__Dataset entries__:

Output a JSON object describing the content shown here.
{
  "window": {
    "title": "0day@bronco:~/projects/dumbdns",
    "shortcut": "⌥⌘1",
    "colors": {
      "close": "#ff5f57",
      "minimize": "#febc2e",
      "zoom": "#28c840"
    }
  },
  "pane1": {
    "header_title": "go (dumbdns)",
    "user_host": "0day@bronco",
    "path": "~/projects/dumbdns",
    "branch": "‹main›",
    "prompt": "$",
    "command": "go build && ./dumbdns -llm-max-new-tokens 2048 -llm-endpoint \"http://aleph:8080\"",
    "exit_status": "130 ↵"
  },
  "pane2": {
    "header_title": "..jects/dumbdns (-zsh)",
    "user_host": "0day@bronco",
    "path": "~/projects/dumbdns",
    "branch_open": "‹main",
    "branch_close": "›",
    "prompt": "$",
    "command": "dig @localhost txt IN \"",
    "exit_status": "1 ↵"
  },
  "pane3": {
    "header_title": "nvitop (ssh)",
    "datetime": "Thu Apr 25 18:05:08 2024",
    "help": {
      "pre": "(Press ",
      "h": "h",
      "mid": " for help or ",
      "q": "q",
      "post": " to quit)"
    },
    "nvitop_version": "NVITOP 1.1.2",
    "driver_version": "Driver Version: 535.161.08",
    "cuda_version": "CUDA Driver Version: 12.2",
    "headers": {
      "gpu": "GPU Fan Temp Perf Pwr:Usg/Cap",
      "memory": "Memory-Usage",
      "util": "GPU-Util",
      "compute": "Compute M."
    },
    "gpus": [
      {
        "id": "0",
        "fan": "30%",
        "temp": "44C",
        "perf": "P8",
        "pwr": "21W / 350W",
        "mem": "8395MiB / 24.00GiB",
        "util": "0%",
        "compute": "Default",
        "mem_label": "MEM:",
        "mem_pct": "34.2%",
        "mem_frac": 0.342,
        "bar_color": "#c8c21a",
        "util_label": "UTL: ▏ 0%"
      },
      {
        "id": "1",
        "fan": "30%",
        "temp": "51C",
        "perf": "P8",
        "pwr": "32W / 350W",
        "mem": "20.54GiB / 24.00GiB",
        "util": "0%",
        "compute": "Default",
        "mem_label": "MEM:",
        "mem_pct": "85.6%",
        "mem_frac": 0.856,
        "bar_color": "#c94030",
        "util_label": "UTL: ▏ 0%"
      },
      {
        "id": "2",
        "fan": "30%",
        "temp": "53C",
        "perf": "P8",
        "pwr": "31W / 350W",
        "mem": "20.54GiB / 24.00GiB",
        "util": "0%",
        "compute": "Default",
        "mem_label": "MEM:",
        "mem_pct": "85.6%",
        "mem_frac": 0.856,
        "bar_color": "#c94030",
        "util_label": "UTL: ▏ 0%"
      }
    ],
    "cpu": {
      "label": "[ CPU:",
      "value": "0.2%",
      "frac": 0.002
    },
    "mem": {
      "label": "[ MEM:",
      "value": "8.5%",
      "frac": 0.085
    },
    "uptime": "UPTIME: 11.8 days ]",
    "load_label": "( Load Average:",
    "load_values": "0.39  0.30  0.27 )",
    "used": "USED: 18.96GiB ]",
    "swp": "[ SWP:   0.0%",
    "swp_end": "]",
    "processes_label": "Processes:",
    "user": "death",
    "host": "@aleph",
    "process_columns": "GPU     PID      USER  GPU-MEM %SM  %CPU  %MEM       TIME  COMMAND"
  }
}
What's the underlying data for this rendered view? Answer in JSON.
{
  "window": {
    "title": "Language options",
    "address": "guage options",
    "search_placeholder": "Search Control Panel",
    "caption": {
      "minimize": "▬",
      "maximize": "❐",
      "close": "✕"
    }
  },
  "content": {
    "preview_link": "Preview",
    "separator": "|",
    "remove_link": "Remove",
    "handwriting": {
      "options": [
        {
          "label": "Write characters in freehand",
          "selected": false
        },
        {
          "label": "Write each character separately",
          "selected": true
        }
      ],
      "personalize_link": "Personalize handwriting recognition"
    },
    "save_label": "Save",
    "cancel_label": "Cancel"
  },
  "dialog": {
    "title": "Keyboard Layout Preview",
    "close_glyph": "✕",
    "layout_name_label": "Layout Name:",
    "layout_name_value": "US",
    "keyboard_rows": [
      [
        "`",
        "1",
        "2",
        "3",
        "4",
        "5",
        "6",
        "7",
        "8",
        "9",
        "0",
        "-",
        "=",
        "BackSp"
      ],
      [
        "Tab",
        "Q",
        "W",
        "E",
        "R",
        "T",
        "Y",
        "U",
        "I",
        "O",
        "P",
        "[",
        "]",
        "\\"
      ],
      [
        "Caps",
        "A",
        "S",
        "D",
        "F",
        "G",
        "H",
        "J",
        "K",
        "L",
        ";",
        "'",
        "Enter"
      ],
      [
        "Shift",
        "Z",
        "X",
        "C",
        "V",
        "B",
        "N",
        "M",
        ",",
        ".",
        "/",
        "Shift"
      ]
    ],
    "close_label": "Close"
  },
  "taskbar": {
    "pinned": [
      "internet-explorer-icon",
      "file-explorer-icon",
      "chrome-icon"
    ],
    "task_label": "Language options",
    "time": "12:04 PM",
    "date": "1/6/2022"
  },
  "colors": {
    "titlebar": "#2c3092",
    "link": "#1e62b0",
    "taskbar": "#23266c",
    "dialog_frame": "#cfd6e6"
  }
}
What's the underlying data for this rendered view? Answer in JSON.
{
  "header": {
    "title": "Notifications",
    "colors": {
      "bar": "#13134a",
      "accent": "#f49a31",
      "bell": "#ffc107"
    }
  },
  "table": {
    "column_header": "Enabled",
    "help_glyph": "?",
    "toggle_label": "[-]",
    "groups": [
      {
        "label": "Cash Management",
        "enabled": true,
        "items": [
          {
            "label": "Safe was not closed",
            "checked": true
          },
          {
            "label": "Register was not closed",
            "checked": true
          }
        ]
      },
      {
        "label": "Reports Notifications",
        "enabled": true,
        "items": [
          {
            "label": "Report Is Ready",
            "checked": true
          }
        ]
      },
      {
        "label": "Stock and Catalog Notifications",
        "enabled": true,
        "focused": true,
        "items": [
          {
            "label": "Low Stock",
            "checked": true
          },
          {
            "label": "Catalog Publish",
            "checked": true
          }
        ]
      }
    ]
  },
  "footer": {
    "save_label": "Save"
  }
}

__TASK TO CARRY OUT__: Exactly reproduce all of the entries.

__ANSWER TO THE PROBLEM__:
Output a JSON object describing the content shown here.
{
  "window": {
    "title": "0day@bronco:~/projects/dumbdns",
    "shortcut": "⌥⌘1",
    "colors": {
      "close": "#ff5f57",
      "minimize": "#febc2e",
      "zoom": "#28c840"
    }
  },
  "pane1": {
    "header_title": "go (dumbdns)",
    "user_host": "0day@bronco",
    "path": "~/projects/dumbdns",
    "branch": "‹main›",
    "prompt": "$",
    "command": "go build && ./dumbdns -llm-max-new-tokens 2048 -llm-endpoint \"http://aleph:8080\"",
    "exit_status": "130 ↵"
  },
  "pane2": {
    "header_title": "..jects/dumbdns (-zsh)",
    "user_host": "0day@bronco",
    "path": "~/projects/dumbdns",
    "branch_open": "‹main",
    "branch_close": "›",
    "prompt": "$",
    "command": "dig @localhost txt IN \"",
    "exit_status": "1 ↵"
  },
  "pane3": {
    "header_title": "nvitop (ssh)",
    "datetime": "Thu Apr 25 18:05:08 2024",
    "help": {
      "pre": "(Press ",
      "h": "h",
      "mid": " for help or ",
      "q": "q",
      "post": " to quit)"
    },
    "nvitop_version": "NVITOP 1.1.2",
    "driver_version": "Driver Version: 535.161.08",
    "cuda_version": "CUDA Driver Version: 12.2",
    "headers": {
      "gpu": "GPU Fan Temp Perf Pwr:Usg/Cap",
      "memory": "Memory-Usage",
      "util": "GPU-Util",
      "compute": "Compute M."
    },
    "gpus": [
      {
        "id": "0",
        "fan": "30%",
        "temp": "44C",
        "perf": "P8",
        "pwr": "21W / 350W",
        "mem": "8395MiB / 24.00GiB",
        "util": "0%",
        "compute": "Default",
        "mem_label": "MEM:",
        "mem_pct": "34.2%",
        "mem_frac": 0.342,
        "bar_color": "#c8c21a",
        "util_label": "UTL: ▏ 0%"
      },
      {
        "id": "1",
        "fan": "30%",
        "temp": "51C",
        "perf": "P8",
        "pwr": "32W / 350W",
        "mem": "20.54GiB / 24.00GiB",
        "util": "0%",
        "compute": "Default",
        "mem_label": "MEM:",
        "mem_pct": "85.6%",
        "mem_frac": 0.856,
        "bar_color": "#c94030",
        "util_label": "UTL: ▏ 0%"
      },
      {
        "id": "2",
        "fan": "30%",
        "temp": "53C",
        "perf": "P8",
        "pwr": "31W / 350W",
        "mem": "20.54GiB / 24.00GiB",
        "util": "0%",
        "compute": "Default",
        "mem_label": "MEM:",
        "mem_pct": "85.6%",
        "mem_frac": 0.856,
        "bar_color": "#c94030",
        "util_label": "UTL: ▏ 0%"
      }
    ],
    "cpu": {
      "label": "[ CPU:",
      "value": "0.2%",
      "frac": 0.002
    },
    "mem": {
      "label": "[ MEM:",
      "value": "8.5%",
      "frac": 0.085
    },
    "uptime": "UPTIME: 11.8 days ]",
    "load_label": "( Load Average:",
    "load_values": "0.39  0.30  0.27 )",
    "used": "USED: 18.96GiB ]",
    "swp": "[ SWP:   0.0%",
    "swp_end": "]",
    "processes_label": "Processes:",
    "user": "death",
    "host": "@aleph",
    "process_columns": "GPU     PID      USER  GPU-MEM %SM  %CPU  %MEM       TIME  COMMAND"
  }
}
What's the underlying data for this rendered view? Answer in JSON.
{
  "window": {
    "title": "Language options",
    "address": "guage options",
    "search_placeholder": "Search Control Panel",
    "caption": {
      "minimize": "▬",
      "maximize": "❐",
      "close": "✕"
    }
  },
  "content": {
    "preview_link": "Preview",
    "separator": "|",
    "remove_link": "Remove",
    "handwriting": {
      "options": [
        {
          "label": "Write characters in freehand",
          "selected": false
        },
        {
          "label": "Write each character separately",
          "selected": true
        }
      ],
      "personalize_link": "Personalize handwriting recognition"
    },
    "save_label": "Save",
    "cancel_label": "Cancel"
  },
  "dialog": {
    "title": "Keyboard Layout Preview",
    "close_glyph": "✕",
    "layout_name_label": "Layout Name:",
    "layout_name_value": "US",
    "keyboard_rows": [
      [
        "`",
        "1",
        "2",
        "3",
        "4",
        "5",
        "6",
        "7",
        "8",
        "9",
        "0",
        "-",
        "=",
        "BackSp"
      ],
      [
        "Tab",
        "Q",
        "W",
        "E",
        "R",
        "T",
        "Y",
        "U",
        "I",
        "O",
        "P",
        "[",
        "]",
        "\\"
      ],
      [
        "Caps",
        "A",
        "S",
        "D",
        "F",
        "G",
        "H",
        "J",
        "K",
        "L",
        ";",
        "'",
        "Enter"
      ],
      [
        "Shift",
        "Z",
        "X",
        "C",
        "V",
        "B",
        "N",
        "M",
        ",",
        ".",
        "/",
        "Shift"
      ]
    ],
    "close_label": "Close"
  },
  "taskbar": {
    "pinned": [
      "internet-explorer-icon",
      "file-explorer-icon",
      "chrome-icon"
    ],
    "task_label": "Language options",
    "time": "12:04 PM",
    "date": "1/6/2022"
  },
  "colors": {
    "titlebar": "#2c3092",
    "link": "#1e62b0",
    "taskbar": "#23266c",
    "dialog_frame": "#cfd6e6"
  }
}
What's the underlying data for this rendered view? Answer in JSON.
{
  "header": {
    "title": "Notifications",
    "colors": {
      "bar": "#13134a",
      "accent": "#f49a31",
      "bell": "#ffc107"
    }
  },
  "table": {
    "column_header": "Enabled",
    "help_glyph": "?",
    "toggle_label": "[-]",
    "groups": [
      {
        "label": "Cash Management",
        "enabled": true,
        "items": [
          {
            "label": "Safe was not closed",
            "checked": true
          },
          {
            "label": "Register was not closed",
            "checked": true
          }
        ]
      },
      {
        "label": "Reports Notifications",
        "enabled": true,
        "items": [
          {
            "label": "Report Is Ready",
            "checked": true
          }
        ]
      },
      {
        "label": "Stock and Catalog Notifications",
        "enabled": true,
        "focused": true,
        "items": [
          {
            "label": "Low Stock",
            "checked": true
          },
          {
            "label": "Catalog Publish",
            "checked": true
          }
        ]
      }
    ]
  },
  "footer": {
    "save_label": "Save"
  }
}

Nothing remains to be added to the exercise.